Each line of the listing below must be retyped as given.
·····
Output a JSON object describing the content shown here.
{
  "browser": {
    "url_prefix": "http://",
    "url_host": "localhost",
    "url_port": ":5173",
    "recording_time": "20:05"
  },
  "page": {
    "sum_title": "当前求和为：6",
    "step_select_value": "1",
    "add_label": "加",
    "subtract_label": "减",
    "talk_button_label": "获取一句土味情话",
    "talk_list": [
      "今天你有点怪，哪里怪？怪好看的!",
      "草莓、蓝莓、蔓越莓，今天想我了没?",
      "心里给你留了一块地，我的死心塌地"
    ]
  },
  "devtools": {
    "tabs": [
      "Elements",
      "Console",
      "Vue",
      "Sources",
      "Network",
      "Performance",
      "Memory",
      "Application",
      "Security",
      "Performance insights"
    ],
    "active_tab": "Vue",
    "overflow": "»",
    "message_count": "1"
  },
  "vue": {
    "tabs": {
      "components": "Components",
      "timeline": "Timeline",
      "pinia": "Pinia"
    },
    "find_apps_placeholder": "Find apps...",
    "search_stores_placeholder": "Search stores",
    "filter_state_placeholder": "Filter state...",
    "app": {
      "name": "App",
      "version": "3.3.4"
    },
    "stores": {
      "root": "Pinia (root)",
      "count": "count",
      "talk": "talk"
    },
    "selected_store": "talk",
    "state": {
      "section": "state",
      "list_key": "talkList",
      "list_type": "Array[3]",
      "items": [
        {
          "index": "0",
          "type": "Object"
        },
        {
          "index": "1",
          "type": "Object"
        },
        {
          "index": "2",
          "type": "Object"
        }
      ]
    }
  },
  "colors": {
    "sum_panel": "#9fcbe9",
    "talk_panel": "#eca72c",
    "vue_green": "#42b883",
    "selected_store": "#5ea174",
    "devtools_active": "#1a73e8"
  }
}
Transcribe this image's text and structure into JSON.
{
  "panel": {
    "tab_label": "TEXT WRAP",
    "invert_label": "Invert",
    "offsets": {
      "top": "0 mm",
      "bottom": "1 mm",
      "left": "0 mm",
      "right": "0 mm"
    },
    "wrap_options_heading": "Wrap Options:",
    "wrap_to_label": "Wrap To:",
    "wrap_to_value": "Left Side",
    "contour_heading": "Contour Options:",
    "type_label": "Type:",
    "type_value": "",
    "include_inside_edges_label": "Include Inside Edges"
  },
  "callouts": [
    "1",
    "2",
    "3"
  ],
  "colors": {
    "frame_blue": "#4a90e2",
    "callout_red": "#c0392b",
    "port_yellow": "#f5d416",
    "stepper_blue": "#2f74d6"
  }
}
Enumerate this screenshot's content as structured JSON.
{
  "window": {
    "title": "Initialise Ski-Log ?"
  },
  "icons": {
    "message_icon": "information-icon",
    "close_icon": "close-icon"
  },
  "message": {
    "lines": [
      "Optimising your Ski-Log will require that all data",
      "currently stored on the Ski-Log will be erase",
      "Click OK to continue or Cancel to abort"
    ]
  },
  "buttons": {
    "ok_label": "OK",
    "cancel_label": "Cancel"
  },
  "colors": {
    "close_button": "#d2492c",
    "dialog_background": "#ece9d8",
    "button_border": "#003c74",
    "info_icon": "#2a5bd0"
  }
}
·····
→ Written reply
Output a JSON object describing the content shown here.
{
  "browser": {
    "url_prefix": "http://",
    "url_host": "localhost",
    "url_port": ":5173",
    "recording_time": "20:05"
  },
  "page": {
    "sum_title": "当前求和为：6",
    "step_select_value": "1",
    "add_label": "加",
    "subtract_label": "减",
    "talk_button_label": "获取一句土味情话",
    "talk_list": [
      "今天你有点怪，哪里怪？怪好看的!",
      "草莓、蓝莓、蔓越莓，今天想我了没?",
      "心里给你留了一块地，我的死心塌地"
    ]
  },
  "devtools": {
    "tabs": [
      "Elements",
      "Console",
      "Vue",
      "Sources",
      "Network",
      "Performance",
      "Memory",
      "Application",
      "Security",
      "Performance insights"
    ],
    "active_tab": "Vue",
    "overflow": "»",
    "message_count": "1"
  },
  "vue": {
    "tabs": {
      "components": "Components",
      "timeline": "Timeline",
      "pinia": "Pinia"
    },
    "find_apps_placeholder": "Find apps...",
    "search_stores_placeholder": "Search stores",
    "filter_state_placeholder": "Filter state...",
    "app": {
      "name": "App",
      "version": "3.3.4"
    },
    "stores": {
      "root": "Pinia (root)",
      "count": "count",
      "talk": "talk"
    },
    "selected_store": "talk",
    "state": {
      "section": "state",
      "list_key": "talkList",
      "list_type": "Array[3]",
      "items": [
        {
          "index": "0",
          "type": "Object"
        },
        {
          "index": "1",
          "type": "Object"
        },
        {
          "index": "2",
          "type": "Object"
        }
      ]
    }
  },
  "colors": {
    "sum_panel": "#9fcbe9",
    "talk_panel": "#eca72c",
    "vue_green": "#42b883",
    "selected_store": "#5ea174",
    "devtools_active": "#1a73e8"
  }
}
Transcribe this image's text and structure into JSON.
{
  "panel": {
    "tab_label": "TEXT WRAP",
    "invert_label": "Invert",
    "offsets": {
      "top": "0 mm",
      "bottom": "1 mm",
      "left": "0 mm",
      "right": "0 mm"
    },
    "wrap_options_heading": "Wrap Options:",
    "wrap_to_label": "Wrap To:",
    "wrap_to_value": "Left Side",
    "contour_heading": "Contour Options:",
    "type_label": "Type:",
    "type_value": "",
    "include_inside_edges_label": "Include Inside Edges"
  },
  "callouts": [
    "1",
    "2",
    "3"
  ],
  "colors": {
    "frame_blue": "#4a90e2",
    "callout_red": "#c0392b",
    "port_yellow": "#f5d416",
    "stepper_blue": "#2f74d6"
  }
}
Enumerate this screenshot's content as structured JSON.
{
  "window": {
    "title": "Initialise Ski-Log ?"
  },
  "icons": {
    "message_icon": "information-icon",
    "close_icon": "close-icon"
  },
  "message": {
    "lines": [
      "Optimising your Ski-Log will require that all data",
      "currently stored on the Ski-Log will be erase",
      "Click OK to continue or Cancel to abort"
    ]
  },
  "buttons": {
    "ok_label": "OK",
    "cancel_label": "Cancel"
  },
  "colors": {
    "close_button": "#d2492c",
    "dialog_background": "#ece9d8",
    "button_border": "#003c74",
    "info_icon": "#2a5bd0"
  }
}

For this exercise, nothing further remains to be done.